The client was Tameside Metropolitan BC in partnership with Frank Travis at the Ashton Renewal Project with Taylor Young (Urban Design Consultants) and advice from the North West Arts board. The work was completed in September ready for Ashton in Bloom 2000 around the same time as the petrol shortage. (People were up in arms at fuel being the most expensive in Europe at 80p/litre! Look at us now!)
The brief asked the successful candidate to sign post Portland Basin canal junction and Museum from the main Park Parade by-pass where it joined Welbeck Street South.
My idea was to replace the damaged Durbar railings with two twelve meter long flat canal boats painted in the colours of the cut by Maxine Bailey. I also designed several meters of railings to allow easy site-lines as members of the Highways Department were concerned about safety. The project was the first stage in the development of a very run down area ready for the M60 motorway link that is now in place.

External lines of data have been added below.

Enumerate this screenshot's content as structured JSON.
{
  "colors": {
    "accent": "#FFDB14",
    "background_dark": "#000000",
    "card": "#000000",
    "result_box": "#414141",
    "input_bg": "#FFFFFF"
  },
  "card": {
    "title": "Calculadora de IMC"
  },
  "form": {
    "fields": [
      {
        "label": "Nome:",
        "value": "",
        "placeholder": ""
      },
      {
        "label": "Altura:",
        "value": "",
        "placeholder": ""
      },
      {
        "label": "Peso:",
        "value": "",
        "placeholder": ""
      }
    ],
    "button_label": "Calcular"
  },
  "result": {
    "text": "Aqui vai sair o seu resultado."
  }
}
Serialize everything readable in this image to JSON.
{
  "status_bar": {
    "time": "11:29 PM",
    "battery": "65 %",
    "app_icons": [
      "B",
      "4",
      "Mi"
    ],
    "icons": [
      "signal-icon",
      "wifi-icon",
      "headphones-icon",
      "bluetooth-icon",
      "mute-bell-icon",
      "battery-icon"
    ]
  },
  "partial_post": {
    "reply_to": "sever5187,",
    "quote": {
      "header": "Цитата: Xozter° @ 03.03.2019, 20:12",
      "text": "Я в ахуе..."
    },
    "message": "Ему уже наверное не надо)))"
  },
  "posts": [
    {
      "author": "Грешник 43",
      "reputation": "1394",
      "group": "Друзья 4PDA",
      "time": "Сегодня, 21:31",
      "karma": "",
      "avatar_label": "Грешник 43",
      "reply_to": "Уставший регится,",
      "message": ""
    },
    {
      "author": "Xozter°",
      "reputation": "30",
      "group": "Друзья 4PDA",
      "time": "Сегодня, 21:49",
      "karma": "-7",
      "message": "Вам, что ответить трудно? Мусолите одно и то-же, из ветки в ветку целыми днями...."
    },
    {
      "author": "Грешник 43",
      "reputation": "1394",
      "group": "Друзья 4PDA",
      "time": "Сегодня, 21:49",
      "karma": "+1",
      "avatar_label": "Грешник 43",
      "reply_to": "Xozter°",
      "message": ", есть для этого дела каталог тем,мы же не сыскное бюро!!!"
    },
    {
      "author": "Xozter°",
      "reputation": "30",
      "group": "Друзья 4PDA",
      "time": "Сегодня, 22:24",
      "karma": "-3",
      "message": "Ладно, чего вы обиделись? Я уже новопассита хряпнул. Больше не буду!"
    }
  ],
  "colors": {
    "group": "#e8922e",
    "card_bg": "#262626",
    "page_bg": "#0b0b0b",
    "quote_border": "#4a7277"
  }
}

I worked with a local fabrication firm called FLM owned by Bill Worthington at Junction Mill (an old cotton mill) and assisted in the manufacture and fitting of the panels. During that time cut off from the world but with two new wheels, the Guzzi, I shared a wooden canal boat with huge slugs in the basin near the museum. In the wake of this work as part of the brief I produced a one off brochure entitled Proposals for the Regeneration of The Henry Square and The Ashton New Wharf Area of Greater Manchester.